The advice given by economists may have been good or bad, and the record on that score is well worth exploring. Furthermore, it is hard to argue with Schuler's plea that those who proffer such advice make the effort to truly understand the institutional arrangements (and socio-political realities) with which the targets of their attentions must deal. But my suspicion is that a close and objective reading of the record will reveal a better score on along this dimension than he claims.
UPDATE: Brad Setser pleads not guilty as well, and if I was the jury he'd walk. Be sure to read his thoughts in the comment section below.
TrackBack URL for this entry:
Listed below are links to blogs that reference Did I (And My Kind) Cause Argentina's Tailspin? :
- Working for Yourself, Some of the Time
- Gauging Firm Optimism in a Time of Transition
- Can Tight Labor Markets Inhibit Investment Growth?
- More Ways to Watch Wages
- Unemployment versus Underemployment: Assessing Labor Market Slack
- Does a High-Pressure Labor Market Bring Long-Term Benefits?
- Net Exports Continue to Bedevil GDPNow
- Examining Changes in Labor Force Participation
- Wage Growth Tracker: Every Which Way (and Up)
- Following the Overseas Money
- March 2017
- February 2017
- January 2017
- December 2016
- November 2016
- October 2016
- September 2016
- August 2016
- July 2016
- June 2016
- Business Cycles
- Business Inflation Expectations
- Capital and Investment
- Capital Markets
- Data Releases
- Economic conditions
- Economic Growth and Development
- Exchange Rates and the Dollar
- Fed Funds Futures
- Federal Debt and Deficits
- Federal Reserve and Monetary Policy
- Financial System
- Fiscal Policy
- Health Care
- Inflation Expectations
- Interest Rates
- Labor Markets
- Latin America/South America
- Monetary Policy

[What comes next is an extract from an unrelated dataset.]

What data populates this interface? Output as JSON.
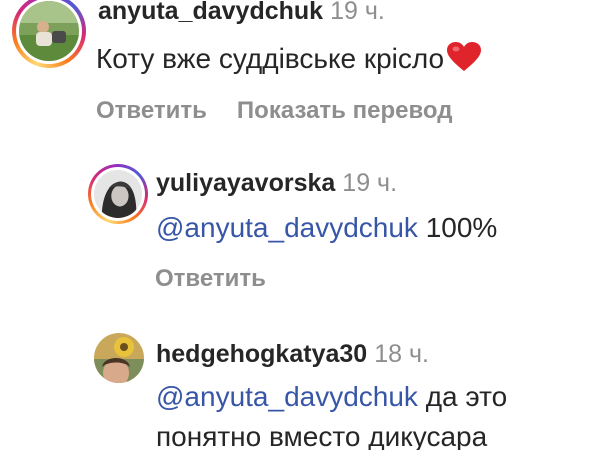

- Money Markets
- Real Estate
- Saving, Capital, and Investment
- Small Business
- Social Security
- This, That, and the Other
- Trade Deficit
- Wage Growth